I was reintroduced to yoga after taking a yoga class at San Francisco State University, where the instructor talked about astrology and quoted Hindu philosophers I’d heard of only in passing while growing up. It made me a little uncomfortable…it was like she was lecturing me about my own culture! I have taken a lot of different yoga classes in San Francisco and the Peninsula since then, often being the only Indian in the class and struggling to keep up with her fellow American students 🙂 I kid! Honestly I’m not that bad, thanks to my yoga training earlier on in life 🙂

I admire the dedication of a lot of yogis I met in America and honestly learned so much more about yoga here. I also met some genuinely nice people through yoga who I hold in very high regard. But, I am still baffled by the lack of acknowledgment to the country from where yoga originates and the commercialization of yoga. Have you noticed that the yoga magazines hardly ever feature any Indian faces other than the few old bearded sadhus (Indian priests) with a tower of dreadlocks on their heads? On the other hand, most yoga brands and accessories revolve around Hinduism and Indian culture. For example, pictures of Hindu gods like Ganesha and symbols like Om are abundantly used by yoga brands. I’ve even seen Sanskrit alphabets and henna designs on yoga clothing! But, people can’t make the connection with Hinduism because there is very little knowledge about it. Most still can’t tell the difference between the words “Hindi” and “Hindu”— the former is a language and the latter is the religion! Just the other day, I even overheard a lady ask the receptionist at my local Bikram yoga studio whether yoga originated in India or China?

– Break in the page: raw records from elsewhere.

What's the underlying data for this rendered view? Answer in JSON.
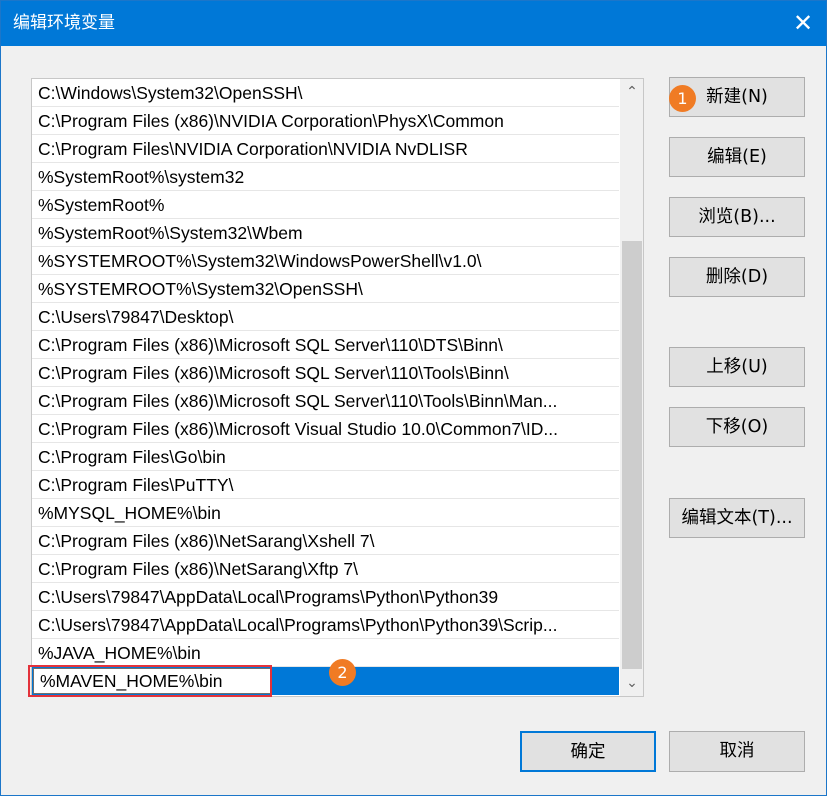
{
  "window": {
    "title": "编辑环境变量",
    "close_glyph": "✕"
  },
  "path_list": {
    "items": [
      "C:\\Windows\\System32\\OpenSSH\\",
      "C:\\Program Files (x86)\\NVIDIA Corporation\\PhysX\\Common",
      "C:\\Program Files\\NVIDIA Corporation\\NVIDIA NvDLISR",
      "%SystemRoot%\\system32",
      "%SystemRoot%",
      "%SystemRoot%\\System32\\Wbem",
      "%SYSTEMROOT%\\System32\\WindowsPowerShell\\v1.0\\",
      "%SYSTEMROOT%\\System32\\OpenSSH\\",
      "C:\\Users\\79847\\Desktop\\",
      "C:\\Program Files (x86)\\Microsoft SQL Server\\110\\DTS\\Binn\\",
      "C:\\Program Files (x86)\\Microsoft SQL Server\\110\\Tools\\Binn\\",
      "C:\\Program Files (x86)\\Microsoft SQL Server\\110\\Tools\\Binn\\Man...",
      "C:\\Program Files (x86)\\Microsoft Visual Studio 10.0\\Common7\\ID...",
      "C:\\Program Files\\Go\\bin",
      "C:\\Program Files\\PuTTY\\",
      "%MYSQL_HOME%\\bin",
      "C:\\Program Files (x86)\\NetSarang\\Xshell 7\\",
      "C:\\Program Files (x86)\\NetSarang\\Xftp 7\\",
      "C:\\Users\\79847\\AppData\\Local\\Programs\\Python\\Python39",
      "C:\\Users\\79847\\AppData\\Local\\Programs\\Python\\Python39\\Scrip...",
      "%JAVA_HOME%\\bin"
    ],
    "selected_edit_value": "%MAVEN_HOME%\\bin"
  },
  "scrollbar": {
    "up_glyph": "⌃",
    "down_glyph": "⌄"
  },
  "buttons": {
    "new": "新建(N)",
    "edit": "编辑(E)",
    "browse": "浏览(B)...",
    "delete": "删除(D)",
    "move_up": "上移(U)",
    "move_down": "下移(O)",
    "edit_text": "编辑文本(T)...",
    "ok": "确定",
    "cancel": "取消"
  },
  "annotations": {
    "marker_1": "1",
    "marker_2": "2",
    "marker_color": "#f07b24",
    "highlight_color": "#e3323b"
  },
  "colors": {
    "titlebar": "#0078d7",
    "selection": "#0078d7"
  }
}
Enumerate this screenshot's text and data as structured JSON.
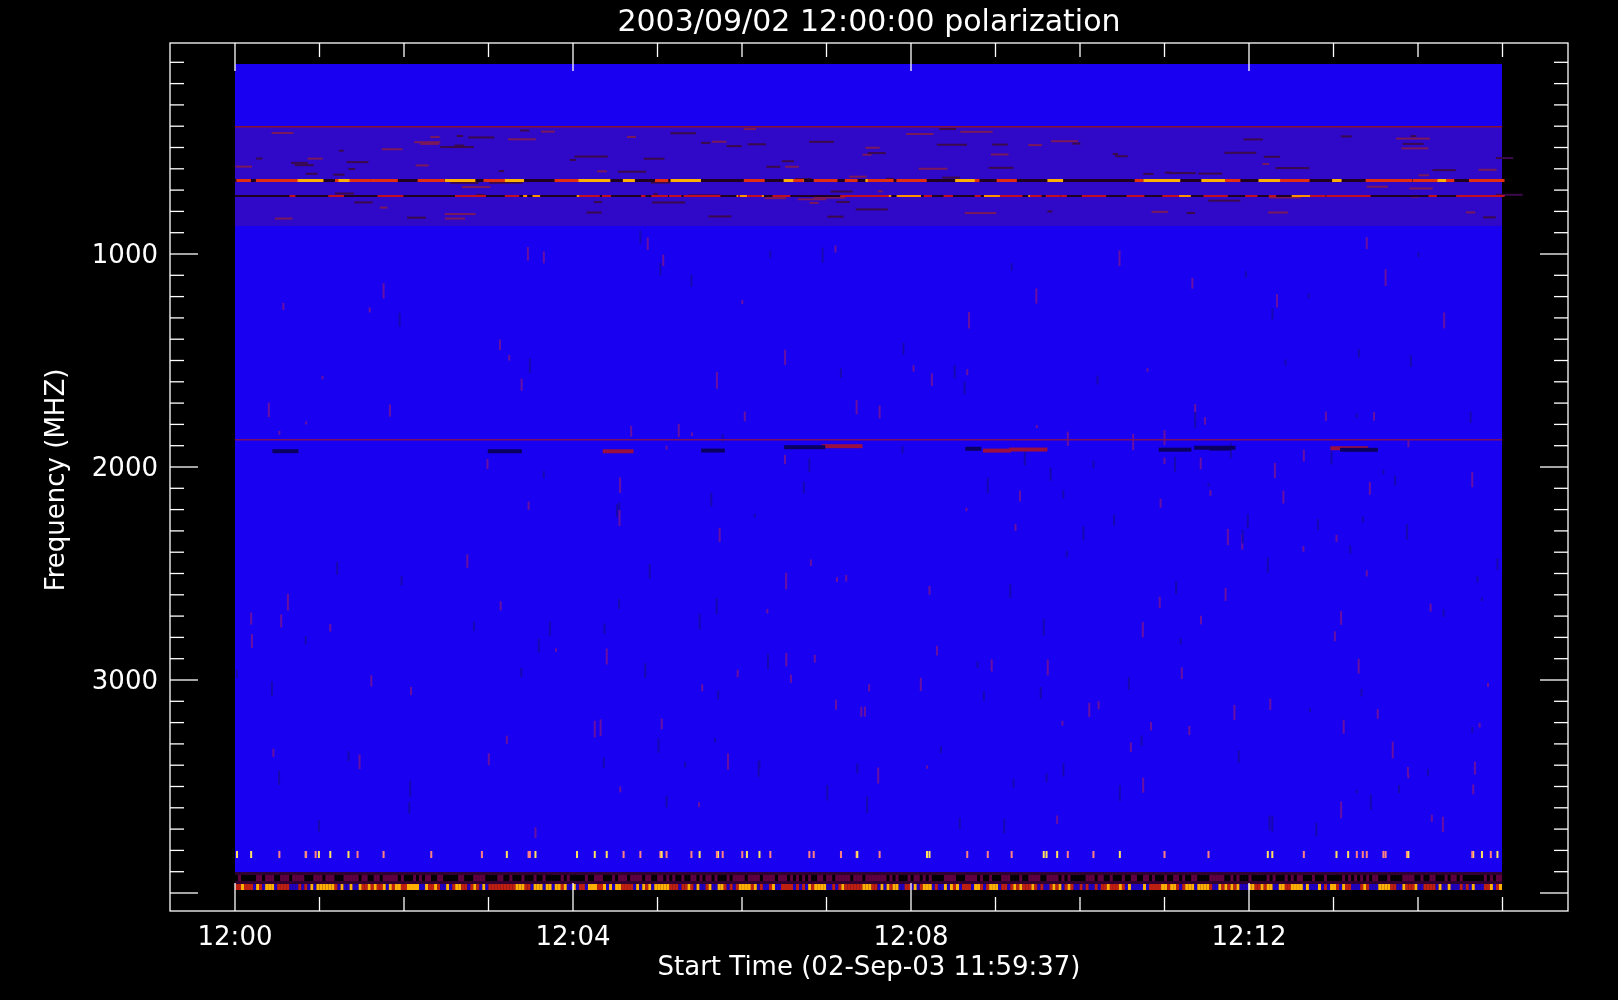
{
  "title": "2003/09/02 12:00:00 polarization",
  "y_axis": {
    "label": "Frequency (MHZ)",
    "tick_labels": [
      "1000",
      "2000",
      "3000"
    ]
  },
  "x_axis": {
    "label": "Start Time (02-Sep-03 11:59:37)",
    "tick_labels": [
      "12:00",
      "12:04",
      "12:08",
      "12:12"
    ]
  }
}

Ganesha on yoga shirt

Ganesha on yoga pants

Hindu goddess on yoga shirt

Om, the most common symbol used by yoga brands

The 7 chakras with Sanskrit alphabets that forms an integral part of Hinduism

Henna designs on yoga brand

By now, you must be wondering why I started this controversial topic? Well, The NY Times article, Hindu Group Stirs a Debate Over Yoga’s Soul, is to blame for it 🙂 It did stir up some sentiments! I absolutely believe what Debbie Desmond, a yoga instructor in Williamsburg, Brooklyn says:

“Nobody owns yoga.”

But, then again, isn’t that the core business model of Bikram Yoga (which I now practice regularly) — owning 26 yoga poses done in a particular style?

A yoga class being held at Saraswathi Hall in Flushing, Queens.
Photo courtesy: The NY Times

On the other hand, being a parent I can also relate to Dr. Aseem Shukla’s (co-founder of Take Back Yoga) sentiments:

“We started this, really, for our kids,” said Dr. Shukla, an urologist and a second-generation Indian-American. “When our kids go to school and say they are Hindu, nobody says, ‘Oh, yeah, Hindus gave the world yoga.’ They say, ‘What caste are you?’ Or ‘Do you pray to a monkey god?’ Because that’s all Americans know about Hinduism.”

There will always be wars on patents and branding, whether it’s yoga or neem oil. It’s for the governments and corporations to fight, and honestly, whoever has more money/power will win. In the meantime, however, us Indians would definitely like a little more recognition in yoga, ayurveda and all the cool Hindu stuff! Please don’t box us into arranged marriages, outsourcing, call centers and Bollywood! We have some fun things to offer too. If you are nice to me, I might even give you the secret recipe for the herbal concoction that makes your skin glow! 🙂


12 2010